Poinsettias are native to Mexico. They bloom in winter in response to the change in day length that begins in fall. The plants were first brought to our country in 1825 by Joel Robert Poinsette when he served as the first U.S. Ambassador to Mexico.

Wild poinsettias are tall--up to ten feet--and scraggly. It's taken years of intense breeding to produce the short, bushy plants we display. Breeding is also responsible for the many colors and patterns of modern-day poinsettias. Although the classic red is still popular, these festive plants may now be pink, salmon, burgundy, peach or cream. Many varieties are streaked or speckled or combine two colors on each bract. One variety has crinkled petals that resemble those of roses. Vegetable dies sprayed on plants result in startling blue, purple or orange flowers.

When you bring a plant home, remember that it's been growing in the comfort of a humid greenhouse. It's bound to drop a few leaves just from the stress of the trip. If your house is hot and dry, it will drop even more. The answer is not to drown it with water. Punch a hole in that foil wrapping. Set it in a saucer and add gravel or small stones. The excess water that drains from the plant will collect and evaporate throughout the day, adding a bit of humidity. Keep the soil moist but not sopping wet. A portable humidifier is a great aid in growing poinsettias and many other houseplants.

Keep the plant in bright light but away from furnace registers. With care, your poinsettia will make it through the holiday season in good form.

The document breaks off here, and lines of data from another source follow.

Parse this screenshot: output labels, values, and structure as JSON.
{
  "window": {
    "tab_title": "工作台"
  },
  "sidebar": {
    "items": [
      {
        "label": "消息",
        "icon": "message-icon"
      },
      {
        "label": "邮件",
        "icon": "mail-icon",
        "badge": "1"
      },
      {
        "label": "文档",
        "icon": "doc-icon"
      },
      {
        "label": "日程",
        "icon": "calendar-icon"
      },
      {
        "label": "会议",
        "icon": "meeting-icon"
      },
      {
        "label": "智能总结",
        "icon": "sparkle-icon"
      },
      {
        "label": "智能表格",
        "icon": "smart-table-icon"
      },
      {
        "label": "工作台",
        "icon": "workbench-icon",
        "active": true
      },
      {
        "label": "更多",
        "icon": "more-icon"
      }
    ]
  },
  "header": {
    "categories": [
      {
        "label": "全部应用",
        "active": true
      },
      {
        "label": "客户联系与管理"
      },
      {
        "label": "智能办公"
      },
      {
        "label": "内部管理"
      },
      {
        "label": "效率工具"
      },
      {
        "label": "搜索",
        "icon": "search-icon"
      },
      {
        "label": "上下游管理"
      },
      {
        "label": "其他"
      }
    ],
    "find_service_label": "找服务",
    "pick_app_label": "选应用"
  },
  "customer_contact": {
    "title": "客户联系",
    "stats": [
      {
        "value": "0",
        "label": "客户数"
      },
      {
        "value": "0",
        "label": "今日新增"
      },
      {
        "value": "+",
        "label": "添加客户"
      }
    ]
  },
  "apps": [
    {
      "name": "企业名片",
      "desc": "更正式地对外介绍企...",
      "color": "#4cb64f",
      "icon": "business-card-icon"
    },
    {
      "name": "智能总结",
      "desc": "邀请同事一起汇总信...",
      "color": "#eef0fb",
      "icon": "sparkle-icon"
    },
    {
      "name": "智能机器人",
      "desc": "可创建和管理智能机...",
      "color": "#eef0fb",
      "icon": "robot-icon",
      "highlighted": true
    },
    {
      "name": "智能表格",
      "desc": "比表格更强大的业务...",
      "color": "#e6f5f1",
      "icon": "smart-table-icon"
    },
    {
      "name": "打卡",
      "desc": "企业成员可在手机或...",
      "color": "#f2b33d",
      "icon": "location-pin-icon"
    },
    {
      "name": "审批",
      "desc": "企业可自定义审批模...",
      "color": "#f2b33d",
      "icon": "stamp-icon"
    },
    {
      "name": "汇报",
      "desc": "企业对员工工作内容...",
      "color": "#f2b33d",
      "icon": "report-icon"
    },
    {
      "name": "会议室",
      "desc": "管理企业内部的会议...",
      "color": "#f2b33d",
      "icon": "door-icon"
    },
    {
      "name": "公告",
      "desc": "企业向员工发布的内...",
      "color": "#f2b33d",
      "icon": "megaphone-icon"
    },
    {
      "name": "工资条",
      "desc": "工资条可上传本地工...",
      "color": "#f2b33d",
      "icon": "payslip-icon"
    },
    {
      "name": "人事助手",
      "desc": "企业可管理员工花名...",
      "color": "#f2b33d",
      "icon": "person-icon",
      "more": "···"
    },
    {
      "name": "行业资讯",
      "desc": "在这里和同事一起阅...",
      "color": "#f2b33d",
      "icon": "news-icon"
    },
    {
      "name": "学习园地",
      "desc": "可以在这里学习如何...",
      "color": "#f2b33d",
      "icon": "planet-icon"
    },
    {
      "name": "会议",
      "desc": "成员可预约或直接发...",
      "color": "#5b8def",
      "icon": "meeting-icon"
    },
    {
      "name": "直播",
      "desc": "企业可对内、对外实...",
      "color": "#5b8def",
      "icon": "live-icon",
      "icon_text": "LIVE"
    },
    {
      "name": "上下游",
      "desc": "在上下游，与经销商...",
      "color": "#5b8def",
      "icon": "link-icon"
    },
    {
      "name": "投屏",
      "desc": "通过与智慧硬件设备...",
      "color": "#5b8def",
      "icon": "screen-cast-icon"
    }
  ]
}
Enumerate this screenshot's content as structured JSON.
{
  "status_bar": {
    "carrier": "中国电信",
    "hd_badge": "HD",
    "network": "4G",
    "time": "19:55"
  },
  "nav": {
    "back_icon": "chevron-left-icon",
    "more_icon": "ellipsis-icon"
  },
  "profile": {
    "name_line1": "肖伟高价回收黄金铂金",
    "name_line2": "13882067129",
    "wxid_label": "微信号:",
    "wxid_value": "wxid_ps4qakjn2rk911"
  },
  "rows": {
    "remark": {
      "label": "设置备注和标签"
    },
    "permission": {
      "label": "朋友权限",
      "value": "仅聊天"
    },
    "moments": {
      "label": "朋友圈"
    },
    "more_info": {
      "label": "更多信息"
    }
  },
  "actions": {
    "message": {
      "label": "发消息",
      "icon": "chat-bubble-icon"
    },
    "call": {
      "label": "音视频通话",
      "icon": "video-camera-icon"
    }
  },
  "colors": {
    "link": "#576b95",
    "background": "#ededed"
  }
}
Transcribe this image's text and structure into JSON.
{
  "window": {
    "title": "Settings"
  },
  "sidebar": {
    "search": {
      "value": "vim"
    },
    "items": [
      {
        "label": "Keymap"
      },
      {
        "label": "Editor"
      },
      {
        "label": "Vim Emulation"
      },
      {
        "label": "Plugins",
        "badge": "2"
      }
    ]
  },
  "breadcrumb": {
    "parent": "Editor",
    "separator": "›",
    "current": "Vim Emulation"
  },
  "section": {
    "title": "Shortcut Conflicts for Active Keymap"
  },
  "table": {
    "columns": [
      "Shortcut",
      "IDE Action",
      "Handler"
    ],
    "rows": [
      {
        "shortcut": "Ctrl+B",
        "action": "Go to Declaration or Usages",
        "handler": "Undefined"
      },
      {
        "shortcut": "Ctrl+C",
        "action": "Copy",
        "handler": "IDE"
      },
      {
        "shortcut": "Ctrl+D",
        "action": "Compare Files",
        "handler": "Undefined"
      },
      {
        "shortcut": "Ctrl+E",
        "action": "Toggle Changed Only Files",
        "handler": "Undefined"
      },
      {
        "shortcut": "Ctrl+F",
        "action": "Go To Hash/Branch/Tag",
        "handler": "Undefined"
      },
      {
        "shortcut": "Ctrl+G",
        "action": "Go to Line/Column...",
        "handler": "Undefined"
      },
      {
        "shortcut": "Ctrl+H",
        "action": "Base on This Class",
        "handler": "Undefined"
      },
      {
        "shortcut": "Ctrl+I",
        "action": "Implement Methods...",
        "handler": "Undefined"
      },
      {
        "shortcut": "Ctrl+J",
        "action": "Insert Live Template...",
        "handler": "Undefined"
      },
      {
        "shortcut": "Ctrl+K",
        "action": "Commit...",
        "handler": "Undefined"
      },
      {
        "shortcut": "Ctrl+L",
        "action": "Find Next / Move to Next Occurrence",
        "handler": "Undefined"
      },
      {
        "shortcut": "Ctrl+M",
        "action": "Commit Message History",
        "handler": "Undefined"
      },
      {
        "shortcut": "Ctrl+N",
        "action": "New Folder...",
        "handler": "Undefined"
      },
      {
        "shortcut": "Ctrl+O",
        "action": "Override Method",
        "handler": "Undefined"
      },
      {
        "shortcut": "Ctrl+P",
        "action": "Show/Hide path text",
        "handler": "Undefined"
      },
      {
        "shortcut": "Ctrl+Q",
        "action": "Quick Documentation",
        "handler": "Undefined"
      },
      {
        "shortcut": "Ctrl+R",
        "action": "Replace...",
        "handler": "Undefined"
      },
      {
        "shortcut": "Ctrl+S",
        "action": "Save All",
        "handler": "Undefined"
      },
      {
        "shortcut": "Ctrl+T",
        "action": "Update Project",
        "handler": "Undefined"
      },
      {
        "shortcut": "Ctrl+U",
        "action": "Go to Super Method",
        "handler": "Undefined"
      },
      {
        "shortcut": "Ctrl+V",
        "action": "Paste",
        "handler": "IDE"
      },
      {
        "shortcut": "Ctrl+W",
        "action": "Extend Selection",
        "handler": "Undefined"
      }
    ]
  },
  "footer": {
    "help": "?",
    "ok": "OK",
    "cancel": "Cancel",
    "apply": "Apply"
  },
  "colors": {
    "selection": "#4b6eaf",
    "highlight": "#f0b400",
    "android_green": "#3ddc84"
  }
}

While a few people keep their plants until the next year, it's extremely challenging to get it to bloom again next year (electric lights will throw the formation of flowers off schedule). Enjoy the plant now and then go ahead and consign it to the compost pile to break down and enrich your garden soil in the future.

Plants are courtesy of Tagawa Gardens.